The aircraft competed in the competition in 1929. Most of the competitors failed to enter due to mechanical problems or failure to satisfy the organizers' safety checks. The Gugnunc performed adequately but did not win any prizes.

The HP.39 Gugnunc preserved by the Science Museum at Wroughton airfield, Wiltshire, in July 1992

While at the competition, the Handley Page team noticed that the Curtiss competitors were using an unlicensed version of the Handley Page slot. In the following legal battles, the Curtiss lawyers brought up a postwar judgement that foreign aircraft (and particularly Handley Page aircraft) were prohibited from being imported into the US.[3]

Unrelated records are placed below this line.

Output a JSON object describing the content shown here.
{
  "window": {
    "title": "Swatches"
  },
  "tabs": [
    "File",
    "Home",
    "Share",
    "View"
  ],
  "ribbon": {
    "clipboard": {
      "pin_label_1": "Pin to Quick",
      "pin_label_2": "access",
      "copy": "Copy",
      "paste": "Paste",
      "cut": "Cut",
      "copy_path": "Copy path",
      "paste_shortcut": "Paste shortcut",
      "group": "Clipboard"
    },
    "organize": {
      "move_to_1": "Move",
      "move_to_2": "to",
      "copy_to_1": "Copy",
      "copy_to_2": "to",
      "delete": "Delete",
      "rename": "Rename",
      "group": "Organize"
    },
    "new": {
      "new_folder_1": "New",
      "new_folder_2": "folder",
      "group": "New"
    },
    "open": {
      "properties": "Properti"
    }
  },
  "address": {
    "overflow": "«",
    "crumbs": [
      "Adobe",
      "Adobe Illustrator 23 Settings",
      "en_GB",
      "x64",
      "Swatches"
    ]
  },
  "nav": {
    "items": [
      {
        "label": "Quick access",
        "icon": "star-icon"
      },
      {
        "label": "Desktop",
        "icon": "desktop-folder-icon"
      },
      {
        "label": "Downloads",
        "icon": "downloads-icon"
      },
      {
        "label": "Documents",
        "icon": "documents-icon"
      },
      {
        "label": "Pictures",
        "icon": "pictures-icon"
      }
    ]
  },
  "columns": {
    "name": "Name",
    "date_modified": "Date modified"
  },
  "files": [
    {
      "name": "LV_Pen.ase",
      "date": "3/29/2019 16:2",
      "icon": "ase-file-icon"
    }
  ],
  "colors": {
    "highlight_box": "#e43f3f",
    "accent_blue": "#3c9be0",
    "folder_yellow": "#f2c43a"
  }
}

On return to the UK, the aircraft continued experimental flying, was ultimately purchased by the Air Ministry, given registration K1908, and was allocated to the Royal Aircraft Establishment for further testing. The aircraft was struck off in 1934 and presented to the Science Museum. In 2016 it was installed as the centrepiece of the Winton Gallery of the museum. The curved overhead structure and layout of the gallery, designed by Dame Zaha Hadid represents the airflow around the aircraft.

Specifications (H.P.39)[edit]

Data from British civil aircraft since 1919 Volume II[4], Handley Page aircraft since 1907[5]

General characteristics

  • Crew: 2
  • Length: 26 ft 9 in (8.15 m)
  • Wingspan: 40 ft (12 m)
  • Wing area: 293 sq ft (27.2 m2)
  • Airfoil: RAF 28
  • Empty weight: 1,362 lb (618 kg)
  • Gross weight: 2,180 lb (989 kg)
  • Fuel capacity: 32 imp gal (38 US gal; 145 l)
  • Powerplant: 1 × Armstrong Siddeley Mongoose I 5-cylinder air-cooled radial piston engine, 150 hp (110 kW)
  • Propellers: 2-bladed fixed-pitch propeller


  • Maximum speed: 112.5 mph (181.1 km/h, 97.8 kn)
  • Minimum speed: 33.5 mph (29.1 kn; 53.9 km/h)
  • Cruise speed: 97 mph (156 km/h, 84 kn)[citation needed]
  • Rate of climb: 730 ft/min (3.7 m/s)[citation needed]

See also[edit]

Aircraft of comparable role, configuration and era

Related lists



  1. ^ "Daniel Guggenheim Flight Archive". Flightglobal.com. Retrieved 22 January 2014.
  2. ^ Updated 1:21am 22 January 2014 (13 August 2004). "Cartoon originals coming up for sale". Icwales.icnetwork.co.uk. Retrieved 22 January 2014.
  3. ^ "''Flight'' 1930 THE GUGGENHEIM SAFE AIRCRAFT COMPETITION". Flightglobal.com. 10 January 1930. Retrieved 22 January 2014.
  4. ^ Jackson, A. J. (1973). British civil aircraft since 1919 Volume II (2nd ed.). London: Putnam. p. 321. ISBN 9780370100104.
  5. ^ Barnes, C.H. (1976). Handley Page aircraft since 1907 (1st ed.). London: Putnam. pp. 280–287. ISBN 0370000307.


External links[edit]